• _Exercise objective_: Should a line in the entries below contain "Customize", return that line.

[Data shown — start]

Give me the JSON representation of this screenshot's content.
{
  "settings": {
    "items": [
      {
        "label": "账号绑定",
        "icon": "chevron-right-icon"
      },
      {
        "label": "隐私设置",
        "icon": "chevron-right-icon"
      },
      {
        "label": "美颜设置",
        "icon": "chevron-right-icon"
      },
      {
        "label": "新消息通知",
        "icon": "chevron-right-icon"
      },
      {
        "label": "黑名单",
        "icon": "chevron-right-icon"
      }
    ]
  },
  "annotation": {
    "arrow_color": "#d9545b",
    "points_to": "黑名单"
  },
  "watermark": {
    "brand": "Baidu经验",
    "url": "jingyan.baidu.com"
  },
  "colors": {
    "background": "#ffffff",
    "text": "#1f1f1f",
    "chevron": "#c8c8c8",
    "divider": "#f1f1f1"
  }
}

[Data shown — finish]
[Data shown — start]

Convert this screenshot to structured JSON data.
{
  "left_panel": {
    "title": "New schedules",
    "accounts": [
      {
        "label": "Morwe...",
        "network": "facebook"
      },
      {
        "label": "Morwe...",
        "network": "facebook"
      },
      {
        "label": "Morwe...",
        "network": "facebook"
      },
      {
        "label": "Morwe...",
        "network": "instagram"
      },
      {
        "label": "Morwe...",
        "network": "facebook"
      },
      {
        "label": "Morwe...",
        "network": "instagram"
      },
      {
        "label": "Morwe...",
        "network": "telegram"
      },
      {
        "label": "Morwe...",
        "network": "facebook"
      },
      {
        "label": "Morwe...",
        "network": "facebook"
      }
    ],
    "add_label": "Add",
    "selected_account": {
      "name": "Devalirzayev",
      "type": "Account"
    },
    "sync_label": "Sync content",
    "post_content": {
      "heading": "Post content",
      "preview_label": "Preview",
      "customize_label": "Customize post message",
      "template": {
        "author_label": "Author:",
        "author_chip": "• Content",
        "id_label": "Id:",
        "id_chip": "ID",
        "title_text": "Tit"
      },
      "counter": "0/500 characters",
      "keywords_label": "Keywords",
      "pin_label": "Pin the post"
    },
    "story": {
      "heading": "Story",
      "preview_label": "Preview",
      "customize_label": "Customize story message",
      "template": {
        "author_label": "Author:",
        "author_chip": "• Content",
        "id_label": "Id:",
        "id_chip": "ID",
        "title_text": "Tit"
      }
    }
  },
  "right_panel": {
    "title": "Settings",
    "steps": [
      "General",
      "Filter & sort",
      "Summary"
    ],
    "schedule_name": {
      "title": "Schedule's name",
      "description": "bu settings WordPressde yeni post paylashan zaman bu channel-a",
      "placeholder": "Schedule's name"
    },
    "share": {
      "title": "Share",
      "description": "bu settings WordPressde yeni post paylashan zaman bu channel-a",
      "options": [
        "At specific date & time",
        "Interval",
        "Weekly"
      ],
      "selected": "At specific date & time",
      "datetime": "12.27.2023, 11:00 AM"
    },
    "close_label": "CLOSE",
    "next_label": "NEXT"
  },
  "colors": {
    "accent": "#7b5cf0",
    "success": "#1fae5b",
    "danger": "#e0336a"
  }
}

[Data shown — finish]
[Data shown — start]

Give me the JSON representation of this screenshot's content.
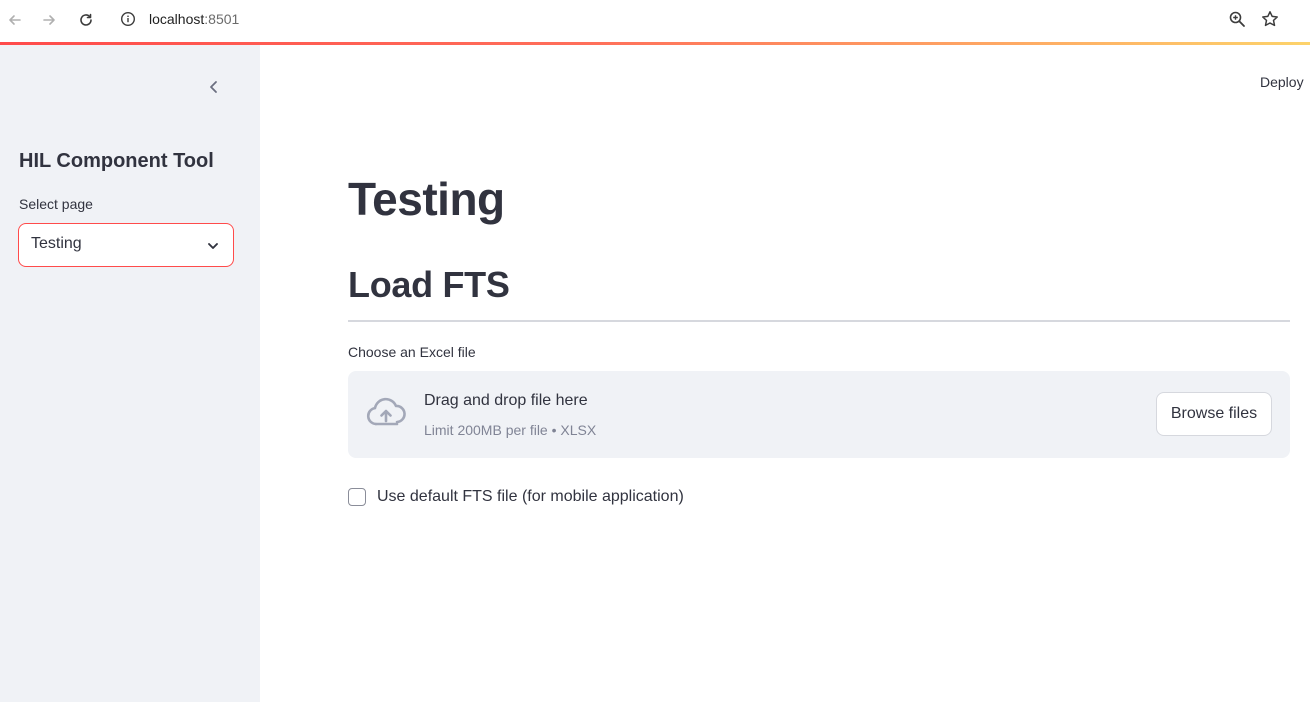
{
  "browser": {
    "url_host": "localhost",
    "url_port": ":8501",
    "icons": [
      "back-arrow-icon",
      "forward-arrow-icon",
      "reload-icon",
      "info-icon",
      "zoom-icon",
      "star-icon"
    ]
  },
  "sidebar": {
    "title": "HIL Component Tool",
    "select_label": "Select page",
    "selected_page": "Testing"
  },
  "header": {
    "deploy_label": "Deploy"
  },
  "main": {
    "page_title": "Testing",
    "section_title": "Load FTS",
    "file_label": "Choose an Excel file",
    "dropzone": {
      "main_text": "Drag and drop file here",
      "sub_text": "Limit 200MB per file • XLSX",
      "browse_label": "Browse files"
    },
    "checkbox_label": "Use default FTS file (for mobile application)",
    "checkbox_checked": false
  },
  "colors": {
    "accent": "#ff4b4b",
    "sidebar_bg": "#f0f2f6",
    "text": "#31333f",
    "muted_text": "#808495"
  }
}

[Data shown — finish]

• _Finished exercise_:
      "customize_label": "Customize post message",
      "customize_label": "Customize story message",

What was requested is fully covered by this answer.